The Berkeley Pit in Butte, Mont., is a gigantic hole holding 17 billion gallons of toxic wastewater left over from the operation of an open-pit copper mine (HCN, 11/29/93).


The case began in 1992, when the National Wildlife Federation, the Mineral Policy Center, the Sierra Club, the Gallatin Wildlife Association and MEIC filed suit against Golden Sunlight and the state.


Sandi Olsen, chief of the state's Hard Rock Bureau, says that when preparing the assessment of the mine's impacts, "We did the best we could with the time we had and the resources we had. It wasn't good enough. What can I say? I'm not about to second-guess the judge."


Olsen says the state will take at least four months to prepare a full environmental impact statement for Golden Sunlight's expansion, some of which has already occurred at a cost of some $40 million. It will be up to state legislators, she says, to define new standards for pit reclamation.


The battle over what constitutes pit reclamation promises to be intense.


Fess Foster, director of geology and environmental affairs for Golden Sunlight Mine, says Judge Honzel's ruling contains some ambiguity. "Bottom line, the decision does call for pit reclamation, but it does not define pit reclamation."


Honzel's order "could have severe implications if taken to the extreme," says Gary Langley of the Montana Mining Association. The extreme, he says, would require complete back-filling of pits. Such reclamation typically is neither economically nor technologically feasible, he argues.


Langley says the groups who sued Golden Sunlight and the state have a larger agenda. "All they really want to do is stop mining. I guess they got what they wanted."


Environmentalists disagree. "The decision is not anti-mining. It's pro-reclamation," says Tom Jensen. "If we were out to stop mining, we would have sought an injunction to shut down that mine."


"We do need the benefits that mining can bring," adds Philip Hocker, president of the Mineral Policy Center. "But we don't need to trash the Northern Rockies to have those benefits."


To date, neither Golden Sunlight nor the state has announced whether there will be an appeal of Honzel's decision to the Montana Supreme Court.

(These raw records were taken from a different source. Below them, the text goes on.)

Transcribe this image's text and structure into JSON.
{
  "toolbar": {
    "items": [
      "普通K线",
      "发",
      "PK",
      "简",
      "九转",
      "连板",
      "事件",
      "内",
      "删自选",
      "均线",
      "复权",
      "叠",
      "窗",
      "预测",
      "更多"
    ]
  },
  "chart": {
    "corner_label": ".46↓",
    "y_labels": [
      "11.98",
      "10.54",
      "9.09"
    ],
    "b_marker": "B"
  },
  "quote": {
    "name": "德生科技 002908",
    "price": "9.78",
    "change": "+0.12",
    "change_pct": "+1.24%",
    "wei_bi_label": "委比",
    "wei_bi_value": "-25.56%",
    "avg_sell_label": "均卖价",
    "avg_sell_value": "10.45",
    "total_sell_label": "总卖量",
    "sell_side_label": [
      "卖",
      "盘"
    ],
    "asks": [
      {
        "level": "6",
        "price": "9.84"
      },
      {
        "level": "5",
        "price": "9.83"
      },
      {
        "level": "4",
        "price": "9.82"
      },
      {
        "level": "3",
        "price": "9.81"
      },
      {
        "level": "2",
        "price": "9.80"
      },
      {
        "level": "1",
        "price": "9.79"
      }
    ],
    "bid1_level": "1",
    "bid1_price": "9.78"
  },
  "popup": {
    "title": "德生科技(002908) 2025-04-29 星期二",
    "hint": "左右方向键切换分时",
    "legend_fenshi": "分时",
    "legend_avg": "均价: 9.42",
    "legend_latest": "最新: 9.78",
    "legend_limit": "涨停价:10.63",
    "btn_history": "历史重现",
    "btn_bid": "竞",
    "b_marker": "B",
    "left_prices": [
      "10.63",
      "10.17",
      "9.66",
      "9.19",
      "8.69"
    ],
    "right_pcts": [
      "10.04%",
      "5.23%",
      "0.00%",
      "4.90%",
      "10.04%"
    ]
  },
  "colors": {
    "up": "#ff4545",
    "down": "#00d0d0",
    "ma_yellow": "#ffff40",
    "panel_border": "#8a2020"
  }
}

Meanwhile, Honzel's decision has not halted operations at the Golden Sunlight mine. Mining there has ceased for a different reason: The earth has been shifting beneath the mine's cyanide mill.


* Duncan Adams





Duncan Adams is a free-lance writer based in Anaconda, Montana.